The first time I read this book was 10 years ago when I was studying for my GCSEs. I remember having to perform the courtroom scene for a speaking and listening assessment. It feels like yesterday! I can remember how it made me feel. It opened my eyes and my heart. I love this book – I didn’t think I could love it more, but ten years down the line it shows me that there’s more I understand in this book now, thus strengthening my love for it. I genuinely don’t understand why it has been taken off all the exam boards reading lists!
I’ve told the students in my class about this book, about how it changed me and started something special in my life – the love of reading. Slowly but surely my copy of the text is making its way around school, even to the most unsuspecting of characters who claim they “never read.”
With the highly anticipated ‘Go Set A Watchman’ being published this summer, I wanted to read this again in preparation. (Can not wait for this by the way!)
To Kill A Mockingbird is set in the Deep South of America during the 1930s with the narrator being a little girl, Scout. By having a child narrator we get to learn with her and understand the world as she does. The novel deals with the emotive portrayal of race and prejudice. Filled with morals and the teaching of many life lessons through Atticus, this novel succeeds in portraying a specific time and place as well as how good can triumph over evil. The book teaches that prejudice must be met, fought and overcome no matter how difficult it may be.
Scout Finch lives with her older brother Jem and her widowed lawyer father Atticus. It’s summertime and Jem and Scout are happily playing (a reoccurring image throughout the book), they make new friends and stumble across Boo Radley. Boo lives in a neighbouring house and yet is never seen. However, there are a number of rumours regarding him (such as a murderer and a child stealer). Atticus always reminds them to see the world through other people’s eyes. “You never really understand a person until you consider things from his point of view… Until you climb inside of his skin and walk around in it.” Still as true today as it was 55 years ago when this book was written.
Scout struggles, but perseveres eventually to try and live life using the advice from her father.
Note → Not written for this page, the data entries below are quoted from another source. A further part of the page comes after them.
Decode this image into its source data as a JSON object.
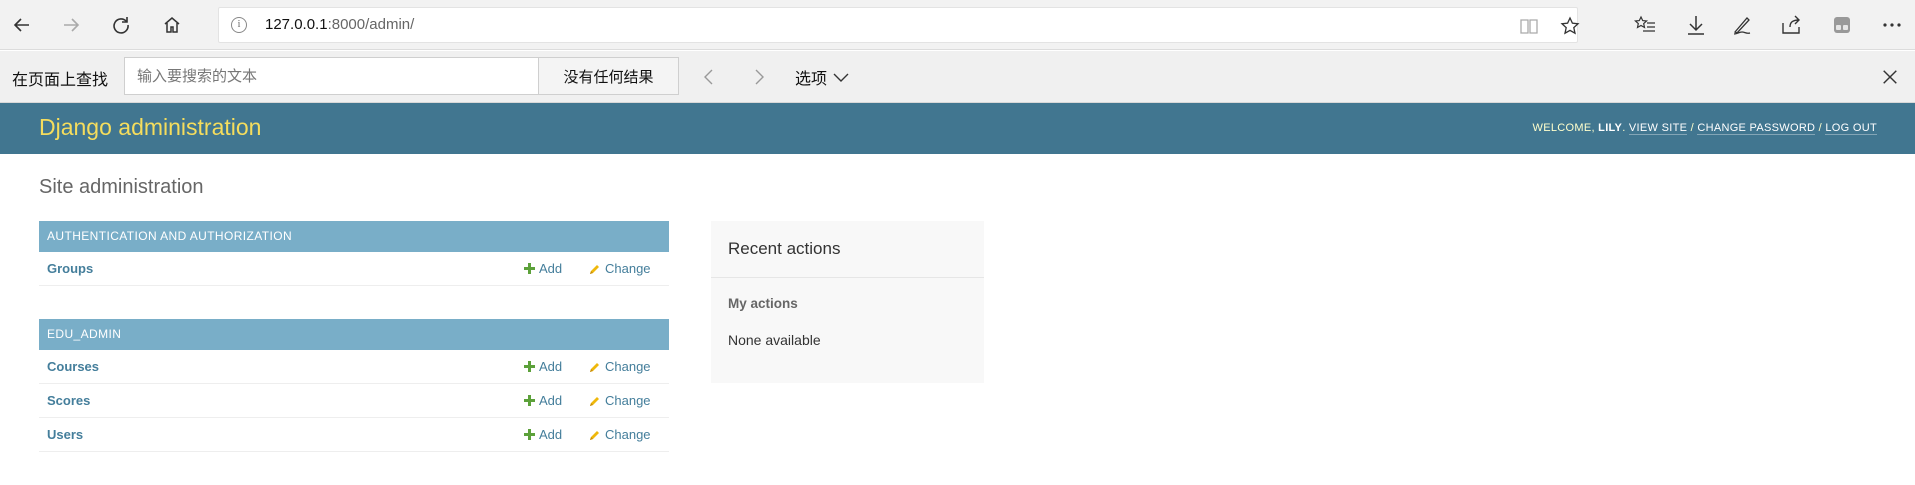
{
  "browser": {
    "url_host": "127.0.0.1",
    "url_rest": ":8000/admin/",
    "icons": [
      "back-icon",
      "forward-icon",
      "refresh-icon",
      "home-icon",
      "info-icon",
      "reading-view-icon",
      "favorite-star-icon",
      "favorites-list-icon",
      "download-icon",
      "pen-icon",
      "share-icon",
      "extension-icon",
      "more-icon"
    ]
  },
  "find_bar": {
    "label": "在页面上查找",
    "placeholder": "输入要搜索的文本",
    "result": "没有任何结果",
    "options_label": "选项"
  },
  "header": {
    "branding": "Django administration",
    "welcome": "Welcome, ",
    "username": "lily",
    "dot": ". ",
    "view_site": "View site",
    "sep1": " / ",
    "change_password": "Change password",
    "sep2": " / ",
    "log_out": "Log out"
  },
  "content": {
    "title": "Site administration",
    "apps": [
      {
        "name": "Authentication and Authorization",
        "models": [
          {
            "name": "Groups",
            "add": "Add",
            "change": "Change"
          }
        ]
      },
      {
        "name": "EDU_ADMIN",
        "models": [
          {
            "name": "Courses",
            "add": "Add",
            "change": "Change"
          },
          {
            "name": "Scores",
            "add": "Add",
            "change": "Change"
          },
          {
            "name": "Users",
            "add": "Add",
            "change": "Change"
          }
        ]
      }
    ]
  },
  "recent_actions": {
    "title": "Recent actions",
    "subtitle": "My actions",
    "empty": "None available"
  },
  "colors": {
    "header_bg": "#417690",
    "branding": "#f5dd5d",
    "caption_bg": "#79aec8",
    "link": "#447e9b",
    "add_green": "#5ca13a",
    "change_yellow": "#efb80b"
  }
}
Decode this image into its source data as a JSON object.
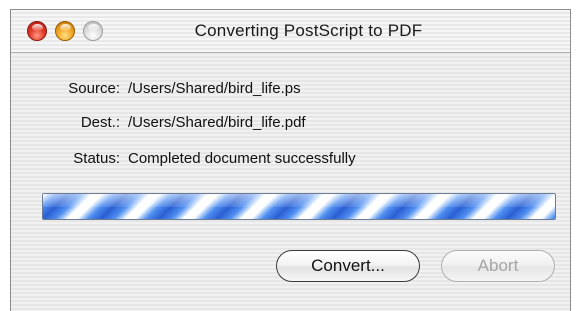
{
  "window": {
    "title": "Converting PostScript to PDF"
  },
  "info": {
    "source_label": "Source:",
    "source_value": "/Users/Shared/bird_life.ps",
    "dest_label": "Dest.:",
    "dest_value": "/Users/Shared/bird_life.pdf",
    "status_label": "Status:",
    "status_value": "Completed document successfully"
  },
  "progress": {
    "state": "indeterminate",
    "fill_fraction": 1.0,
    "color": "#2a5fd3"
  },
  "buttons": {
    "convert_label": "Convert...",
    "abort_label": "Abort",
    "abort_enabled": false
  },
  "icons": {
    "close": "close-button-red",
    "minimize": "minimize-button-yellow",
    "zoom": "zoom-button-gray"
  }
}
He is a model father, and uses childlike terms to help Scout understand what her father believes and the sole principle that he has to live his life.
Then, we meet Tom Robinson, a black man, who has been accused of raping a white woman. Atticus takes on the case of defending him, despite the fact that this causes problems for him and his family in terms of the actions of the community around them. The community, largely white, are incredibly racist and disagree with Atticus. And yet, “I think there’s just one kind of folks. Folks.”
The trial takes up the majority of the book and as a reader I went through a range of emotions. I feel saddened that people could do anything like that, that people could dislike someone so much because of their skin colour, or tell lies to show who has the power in the community. I would like to think that today things have changed but this book, 55 years later, still makes me question modern society.
Atticus proves that Tom is not guilty, and that the woman seduced him. As her father finds out they twist the story as he was outraged that she wanted to try and sleep with a black man. The evidence was overwhelming in support of Tom but the white jury still condemn him to prison. He is later killed as he tries to escape. The woman’s father, furious about being disgraced in court, follows Scout and Jem home one evening and tries to harm them. However Boo, disarms him and kills him dead.
Boo is revealed for who he really is and boy is he great! Scout learns from Tom and Boo that it is better and more important to see people for who they really are, and now for how others see them. Another reason why this novel is timeless.
Boo and the mockingbirds are linked. “Remember it’s a sin to kill a mockingbird.” “Mockingbirds don’t do one thing but make music for us to enjoy . . . but sing their hearts out for us. That’s why it’s a sin to kill a mockingbird.” Like the innocent mockingbird, Boo embodies that same trait. He doesn’t harm anyone, he just protects. Yet he has been damaged by his abusive father. The is just one of the clever metaphors that run through the novel.
This novel is courageous, powerful, evocative, emotional. Atticus is inspirational. We all need someone like that in our lives – someone who believes that gVood will beat evil and that racism is unacceptable. He is the voice of moral consciousness in an age when the novel was written and it represented the hopes and dreams of those who wanted to end racism and segregation. Such a beautiful book. The whole world needs to read this. Now.